Citizens of the World

World Languages are a cornerstone of the new general education program
Photo of Krismelly Grullon Rojas from the Center for Diversity and Inclusiveness

By studying languages, you can communicate across cultures, and you can understand more. The more you learn, the better.

Studying a language that is not your own is nothing less than a world-changing experience.

“When you learn a new language, you engage with a new culture on its own terms, and not on your terms,” said Professor Rala Diakite of the Humanities Department. “That allows a really different viewpoint. This type of learning, especially in the first year of university, is really foundational not only for a student’s academic and professional success, but as a human being and citizen of the world.”

Diakite, who teaches beginning and intermediate Italian as well as French, said she was gratified to see world languages embedded in the university’s new general education curriculum. “We’re really hoping this will allow many more students to experience language learning, draw them in and help them continue.”

Professor Karina Bautista of the Humanities Department teaches a variety of Spanish courses, for beginning and intermediate speakers. She said the exposure is critical to giving students skills to thrive in their lives and careers. 

“It makes a huge difference in communication and the message students receive about their responsibilities as citizens of the world,” Bautista said. “There’s a huge difference between not knowing a second language and processing information about the world, and knowing a second language and processing information about the world.”

There are also practical, career-minded benefits to studying world languages, the professors said, beyond the other principles involved. 

In the past 10 years or so, the number of jobs available with being bilingual as one of the qualifications has doubled,” Diakite said. “This is true for any number of jobs at any number of levels, even in the service industry. There’s also a whole other more advanced level in political science, finance, world health, journalism, travel and hospitality. There’s just a range of options where those skill levels will help students.” 

This includes students who already speak a second language. Through the university’s new heritage language program, students can build on their existing skills and forge deeper connections to their families and cultures.

Krismelly Grullon Rojas ‘22 has found her own horizons broadened, even as a native Spanish speaker. She came to the U.S. with her family from the Dominican Republic and settled in the city of Lawrence seven years ago, and had to learn English as a freshman in high school. It was a challenging time.

Rojas, now majoring in early childhood education, said learning the more formal aspects of her  first language has been enriching. While she knows many of the conventions of spoken Spanish as a native speaker, she has gleaned a better understanding of its grammatical rules and construction. 
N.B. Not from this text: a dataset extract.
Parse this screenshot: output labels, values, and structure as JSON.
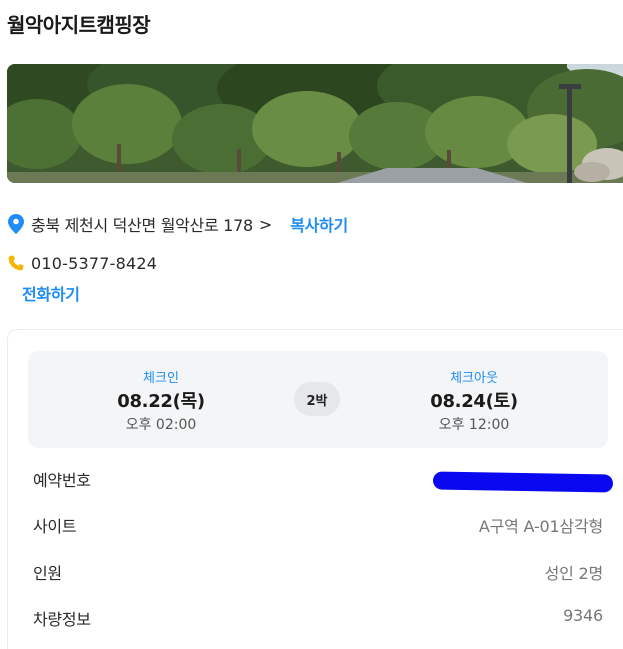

She hopes to take her training and experience back to Lawrence to teach. “There’s a high percentage of people of color, and I want them to see a teacher that looks like them, that knows their experiences,” she said. “I went through that personally. It’s in my heart, I want to help those kids. I completely understand what they’re going through.”

Rojas is active on campus, serving as vice president of the Latin American Student Organization, part of the Latinx Heritage Month planning committee, and working in the Center for Diversity and Inclusion. She said all students benefit from studying another language.

“You can communicate more with people, you can communicate across cultures, and you can understand more,” Rojas said. “The more you learn, the better.”

Katie McLaughlin ‘21 agrees. McLaughlin said an 8th grade Spanish class in her home town of Reading was a pivotal moment in her life. “It was the first class I ever enjoyed,” she said. “I always doubted myself, but this was clearly something I was good at.”

She studied Spanish throughout high school, and took it on as a minor at Fitchburg State. Through her language study and professors, McLaughlin said she was able to get a deeper understanding of the world. “I never thought I’d be writing my graduation thesis on immigration policy,” she said. “It was a whole learning experience. I’ve never immigrated anywhere, I’ve never been oppressed. But when you understand language you understand culture.”

This story originally appeared in the Summer 2021 edition of Contact magazine.